→ **TASK TO CARRY OUT**:
Retrieve every line of the data holding the word "JSON".

BEGIN

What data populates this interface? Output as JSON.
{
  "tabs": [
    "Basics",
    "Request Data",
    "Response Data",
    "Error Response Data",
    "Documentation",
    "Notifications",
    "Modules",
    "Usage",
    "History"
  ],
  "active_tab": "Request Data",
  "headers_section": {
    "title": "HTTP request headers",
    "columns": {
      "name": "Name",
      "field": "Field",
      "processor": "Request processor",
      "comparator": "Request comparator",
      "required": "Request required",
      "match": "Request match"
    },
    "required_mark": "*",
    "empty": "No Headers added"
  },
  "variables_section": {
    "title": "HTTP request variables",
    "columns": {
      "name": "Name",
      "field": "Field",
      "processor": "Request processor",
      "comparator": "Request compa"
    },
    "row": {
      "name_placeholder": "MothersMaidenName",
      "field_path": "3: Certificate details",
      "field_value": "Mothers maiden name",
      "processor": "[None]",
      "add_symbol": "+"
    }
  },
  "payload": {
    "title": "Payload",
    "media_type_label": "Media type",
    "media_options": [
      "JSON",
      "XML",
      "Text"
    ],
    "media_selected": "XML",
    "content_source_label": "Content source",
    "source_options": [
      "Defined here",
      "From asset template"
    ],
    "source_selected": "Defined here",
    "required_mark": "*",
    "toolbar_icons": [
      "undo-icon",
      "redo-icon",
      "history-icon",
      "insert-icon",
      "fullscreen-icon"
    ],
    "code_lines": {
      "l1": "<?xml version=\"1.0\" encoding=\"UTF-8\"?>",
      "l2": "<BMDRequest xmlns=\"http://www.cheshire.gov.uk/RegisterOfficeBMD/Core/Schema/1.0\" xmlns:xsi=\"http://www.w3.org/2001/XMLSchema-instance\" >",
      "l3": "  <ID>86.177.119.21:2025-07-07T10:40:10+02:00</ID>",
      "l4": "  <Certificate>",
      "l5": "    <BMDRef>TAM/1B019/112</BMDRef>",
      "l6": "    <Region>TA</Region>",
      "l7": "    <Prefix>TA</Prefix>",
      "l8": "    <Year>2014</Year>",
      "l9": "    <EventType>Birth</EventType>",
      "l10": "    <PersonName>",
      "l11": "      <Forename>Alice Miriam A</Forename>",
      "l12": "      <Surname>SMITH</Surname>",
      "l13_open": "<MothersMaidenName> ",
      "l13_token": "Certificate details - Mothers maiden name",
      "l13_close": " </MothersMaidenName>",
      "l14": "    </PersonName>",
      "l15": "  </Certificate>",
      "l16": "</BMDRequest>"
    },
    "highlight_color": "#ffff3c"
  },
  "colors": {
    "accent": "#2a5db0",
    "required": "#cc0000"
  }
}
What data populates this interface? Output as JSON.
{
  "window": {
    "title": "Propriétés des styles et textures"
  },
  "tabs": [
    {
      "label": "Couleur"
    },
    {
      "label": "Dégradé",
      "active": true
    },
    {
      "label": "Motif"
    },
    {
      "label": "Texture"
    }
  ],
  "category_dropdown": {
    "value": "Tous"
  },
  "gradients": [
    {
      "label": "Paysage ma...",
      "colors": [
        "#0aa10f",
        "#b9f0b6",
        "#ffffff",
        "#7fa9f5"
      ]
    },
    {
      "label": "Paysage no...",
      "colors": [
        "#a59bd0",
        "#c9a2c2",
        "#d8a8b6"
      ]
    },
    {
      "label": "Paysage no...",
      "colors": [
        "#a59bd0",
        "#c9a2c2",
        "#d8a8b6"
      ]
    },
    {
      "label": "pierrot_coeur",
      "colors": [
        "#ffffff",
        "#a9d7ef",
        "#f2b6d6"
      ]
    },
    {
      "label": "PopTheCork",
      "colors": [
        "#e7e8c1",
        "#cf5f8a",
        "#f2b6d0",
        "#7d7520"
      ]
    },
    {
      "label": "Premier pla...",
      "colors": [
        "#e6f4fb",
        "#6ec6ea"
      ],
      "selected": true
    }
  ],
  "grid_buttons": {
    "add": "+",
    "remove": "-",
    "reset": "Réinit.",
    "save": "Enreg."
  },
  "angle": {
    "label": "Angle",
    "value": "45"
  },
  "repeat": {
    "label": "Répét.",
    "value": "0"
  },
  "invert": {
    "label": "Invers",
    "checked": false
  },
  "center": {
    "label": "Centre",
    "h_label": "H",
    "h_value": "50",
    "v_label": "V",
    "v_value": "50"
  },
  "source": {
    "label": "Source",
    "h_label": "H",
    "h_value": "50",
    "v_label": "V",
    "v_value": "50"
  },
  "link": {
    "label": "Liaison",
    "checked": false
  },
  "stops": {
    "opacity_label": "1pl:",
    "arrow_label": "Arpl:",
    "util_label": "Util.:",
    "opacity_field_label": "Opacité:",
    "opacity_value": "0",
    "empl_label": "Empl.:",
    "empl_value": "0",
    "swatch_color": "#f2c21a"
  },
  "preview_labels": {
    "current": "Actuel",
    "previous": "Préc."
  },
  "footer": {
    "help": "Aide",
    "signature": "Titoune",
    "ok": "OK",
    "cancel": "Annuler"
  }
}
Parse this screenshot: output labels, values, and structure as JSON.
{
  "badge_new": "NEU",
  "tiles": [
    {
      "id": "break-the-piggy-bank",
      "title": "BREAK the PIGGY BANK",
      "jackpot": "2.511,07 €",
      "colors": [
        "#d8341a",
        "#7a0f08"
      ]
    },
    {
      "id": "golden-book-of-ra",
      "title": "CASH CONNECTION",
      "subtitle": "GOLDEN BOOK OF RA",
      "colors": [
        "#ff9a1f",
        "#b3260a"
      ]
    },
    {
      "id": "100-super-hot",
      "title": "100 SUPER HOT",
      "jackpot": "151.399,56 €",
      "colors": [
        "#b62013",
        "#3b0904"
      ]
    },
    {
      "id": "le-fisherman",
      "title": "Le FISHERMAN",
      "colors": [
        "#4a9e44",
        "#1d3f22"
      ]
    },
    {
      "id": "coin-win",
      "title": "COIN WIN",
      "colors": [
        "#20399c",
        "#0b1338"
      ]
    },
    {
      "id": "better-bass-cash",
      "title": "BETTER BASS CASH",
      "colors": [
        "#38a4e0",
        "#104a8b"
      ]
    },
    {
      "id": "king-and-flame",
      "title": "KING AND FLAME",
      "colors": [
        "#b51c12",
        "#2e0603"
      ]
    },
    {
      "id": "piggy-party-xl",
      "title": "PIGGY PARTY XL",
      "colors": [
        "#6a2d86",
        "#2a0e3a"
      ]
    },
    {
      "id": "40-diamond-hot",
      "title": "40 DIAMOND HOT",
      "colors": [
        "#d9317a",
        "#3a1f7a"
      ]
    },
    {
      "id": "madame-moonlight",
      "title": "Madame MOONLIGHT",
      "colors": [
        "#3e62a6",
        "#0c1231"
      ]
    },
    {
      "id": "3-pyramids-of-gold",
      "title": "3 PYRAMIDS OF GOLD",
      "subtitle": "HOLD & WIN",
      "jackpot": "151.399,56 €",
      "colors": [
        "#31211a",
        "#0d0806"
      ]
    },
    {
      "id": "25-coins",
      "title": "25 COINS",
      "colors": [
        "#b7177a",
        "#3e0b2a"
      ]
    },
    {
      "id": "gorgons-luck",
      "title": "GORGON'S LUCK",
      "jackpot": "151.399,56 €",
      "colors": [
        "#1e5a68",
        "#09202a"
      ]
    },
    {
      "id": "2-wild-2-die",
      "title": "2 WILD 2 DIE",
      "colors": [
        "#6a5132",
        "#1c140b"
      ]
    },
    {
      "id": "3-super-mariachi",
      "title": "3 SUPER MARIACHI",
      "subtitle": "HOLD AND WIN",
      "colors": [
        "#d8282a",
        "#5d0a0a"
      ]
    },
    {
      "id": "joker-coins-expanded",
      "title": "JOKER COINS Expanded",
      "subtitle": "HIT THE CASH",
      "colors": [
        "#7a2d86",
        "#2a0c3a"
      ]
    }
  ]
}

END
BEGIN

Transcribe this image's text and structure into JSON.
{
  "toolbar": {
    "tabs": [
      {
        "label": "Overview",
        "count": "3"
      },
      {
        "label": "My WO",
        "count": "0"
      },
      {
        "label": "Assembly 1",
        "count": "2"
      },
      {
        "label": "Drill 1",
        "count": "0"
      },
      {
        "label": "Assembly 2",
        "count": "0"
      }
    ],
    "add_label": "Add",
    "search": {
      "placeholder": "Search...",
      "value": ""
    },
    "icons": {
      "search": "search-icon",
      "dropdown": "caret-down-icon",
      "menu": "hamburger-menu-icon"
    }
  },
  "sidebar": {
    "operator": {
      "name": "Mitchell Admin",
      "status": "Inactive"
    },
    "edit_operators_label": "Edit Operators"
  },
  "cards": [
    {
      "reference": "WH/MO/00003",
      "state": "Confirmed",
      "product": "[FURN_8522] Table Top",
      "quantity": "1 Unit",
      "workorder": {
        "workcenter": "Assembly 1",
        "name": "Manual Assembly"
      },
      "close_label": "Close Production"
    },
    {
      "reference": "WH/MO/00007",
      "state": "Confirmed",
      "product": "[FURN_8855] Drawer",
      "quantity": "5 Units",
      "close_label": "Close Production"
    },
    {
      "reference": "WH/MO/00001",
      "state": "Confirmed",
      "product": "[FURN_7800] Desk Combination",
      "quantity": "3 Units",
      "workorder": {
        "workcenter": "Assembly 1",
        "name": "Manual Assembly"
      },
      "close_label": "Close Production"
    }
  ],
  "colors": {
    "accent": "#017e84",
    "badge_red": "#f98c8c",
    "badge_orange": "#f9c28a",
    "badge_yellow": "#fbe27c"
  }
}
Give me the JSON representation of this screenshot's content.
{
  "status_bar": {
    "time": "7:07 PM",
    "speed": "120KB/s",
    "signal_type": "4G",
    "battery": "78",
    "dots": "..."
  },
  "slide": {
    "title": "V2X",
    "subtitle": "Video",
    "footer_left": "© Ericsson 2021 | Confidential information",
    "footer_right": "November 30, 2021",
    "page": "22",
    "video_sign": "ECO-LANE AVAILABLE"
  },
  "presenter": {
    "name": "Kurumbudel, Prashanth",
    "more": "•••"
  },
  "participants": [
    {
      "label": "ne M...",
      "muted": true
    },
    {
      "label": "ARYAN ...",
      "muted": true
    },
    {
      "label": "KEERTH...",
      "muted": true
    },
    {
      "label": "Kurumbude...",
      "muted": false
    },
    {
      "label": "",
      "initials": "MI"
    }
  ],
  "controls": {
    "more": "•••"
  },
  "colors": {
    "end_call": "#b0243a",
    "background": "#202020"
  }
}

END

→ **ANSWER BOX**:
What data populates this interface? Output as JSON.
      "JSON",
What data populates this interface? Output as JSON.
Parse this screenshot: output labels, values, and structure as JSON.
Transcribe this image's text and structure into JSON.
Give me the JSON representation of this screenshot's content.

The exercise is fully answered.